Having been on the team for nearly the full four years of his high school career having started halfway through freshman year, Naik has been able to place in a multitude of competitions ranging from local to national tournaments. His progression has been a product of his many hours of work inside and outside of school.

Winning six tournaments this year and having been a national quarterfinalist his junior year, Naik has felt the weight of watchful eyes on him.

“I felt pressured to qualify this year because I did last year, but I also love going to Nationals,” Naik said. “I competed at the National Qualifier Tournament and placed in the top two from the entire tournament.”

The NSDA (National Speech and Debate Association) hosts the hardest tournament to qualify for out of three total national competitions in Albuquerque, New Mexico, and Naik is bringing his Informative event to the stage. An Informative is a speech detailing a topic with boards to back up their points. Naik’s “info” topic is based on houseplants.

“This tournament has a high stakes qualifying tournament,” Forensics coach, speech teacher and director on the National Speech and Debate Association Board of Directors Jennifer Jerome said. “There are three preliminary rounds of competition and a final. To determine the six finalists, the rankings of each student are taken into account. Those with the lowest rank advance.”

Once a qualifier makes it to their rooms, they must be able to speak in front of various groups of people, making it from round to round until the competitors at whittled down to the best. Rooms hold preliminaries that increase in size as the competitor advances until the final rounds that are presented on a stage.

Jerome has followed Naik through his speech career and plans on accompanying him to the competition. Her position details planning and managing the team as well as 

“I’ve had a lot of support through the years,” Naik said. “Jerome encourages me to be the best version of myself, even outside the competition, and I have made some of the best friends ever. I can also now do presentations in class without being super nervous and I learn a lot from other people’s speeches.”

Friends such as senior Parker Speck have been able to see Naik’s growth from a scholastic and personal standpoint. From after school practices to bondings, their connection has strengthened in ways beyond the activity while keeping a supportive attitude for each other.  

“Over the past four years I’ve seen Aaryan grow as a person as well as a speaker,” Speck said. “I think that his performance has coincided with that. He has major successes in Nebraska as well as on the national circuit since his sophomore year. I love to see my friend in an environment where he flourishes. And it’s fun to see and compare it to where he has come from.”

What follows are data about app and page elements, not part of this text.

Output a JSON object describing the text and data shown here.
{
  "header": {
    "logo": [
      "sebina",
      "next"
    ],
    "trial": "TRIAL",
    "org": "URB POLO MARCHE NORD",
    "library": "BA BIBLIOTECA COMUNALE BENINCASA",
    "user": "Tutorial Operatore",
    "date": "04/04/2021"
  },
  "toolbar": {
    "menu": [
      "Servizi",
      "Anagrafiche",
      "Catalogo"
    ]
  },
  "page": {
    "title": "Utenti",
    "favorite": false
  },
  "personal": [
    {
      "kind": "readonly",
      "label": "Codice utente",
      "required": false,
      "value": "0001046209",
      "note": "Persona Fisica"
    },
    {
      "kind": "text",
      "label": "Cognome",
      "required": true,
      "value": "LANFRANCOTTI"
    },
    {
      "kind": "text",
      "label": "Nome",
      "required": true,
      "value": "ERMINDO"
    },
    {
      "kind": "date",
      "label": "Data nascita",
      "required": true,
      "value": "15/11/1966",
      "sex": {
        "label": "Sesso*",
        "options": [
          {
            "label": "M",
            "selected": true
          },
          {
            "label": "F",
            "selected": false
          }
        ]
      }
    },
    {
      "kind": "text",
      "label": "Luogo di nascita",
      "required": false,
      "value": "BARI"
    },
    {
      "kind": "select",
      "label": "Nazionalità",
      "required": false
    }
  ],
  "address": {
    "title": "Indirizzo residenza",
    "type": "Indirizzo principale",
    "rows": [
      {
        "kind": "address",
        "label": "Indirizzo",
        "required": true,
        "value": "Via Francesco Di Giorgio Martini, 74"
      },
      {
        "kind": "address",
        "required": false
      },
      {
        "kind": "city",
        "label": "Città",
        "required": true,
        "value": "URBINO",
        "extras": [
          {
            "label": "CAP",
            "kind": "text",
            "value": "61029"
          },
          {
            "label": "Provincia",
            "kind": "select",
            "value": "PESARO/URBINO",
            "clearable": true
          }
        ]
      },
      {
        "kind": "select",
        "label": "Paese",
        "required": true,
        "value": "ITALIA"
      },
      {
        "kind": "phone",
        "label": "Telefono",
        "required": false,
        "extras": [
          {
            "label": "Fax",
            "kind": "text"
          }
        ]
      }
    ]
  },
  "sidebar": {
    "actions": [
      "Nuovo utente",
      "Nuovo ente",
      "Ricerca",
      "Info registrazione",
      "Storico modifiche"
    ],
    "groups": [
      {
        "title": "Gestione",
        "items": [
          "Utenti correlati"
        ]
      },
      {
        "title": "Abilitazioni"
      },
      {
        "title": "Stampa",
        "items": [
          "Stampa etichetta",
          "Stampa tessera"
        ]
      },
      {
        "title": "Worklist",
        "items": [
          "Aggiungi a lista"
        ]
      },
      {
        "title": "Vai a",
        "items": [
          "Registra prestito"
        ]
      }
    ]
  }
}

Although not planning on doing forensics in college, Naik’s high school memories will undoubtedly be an unforgettable part of who he is.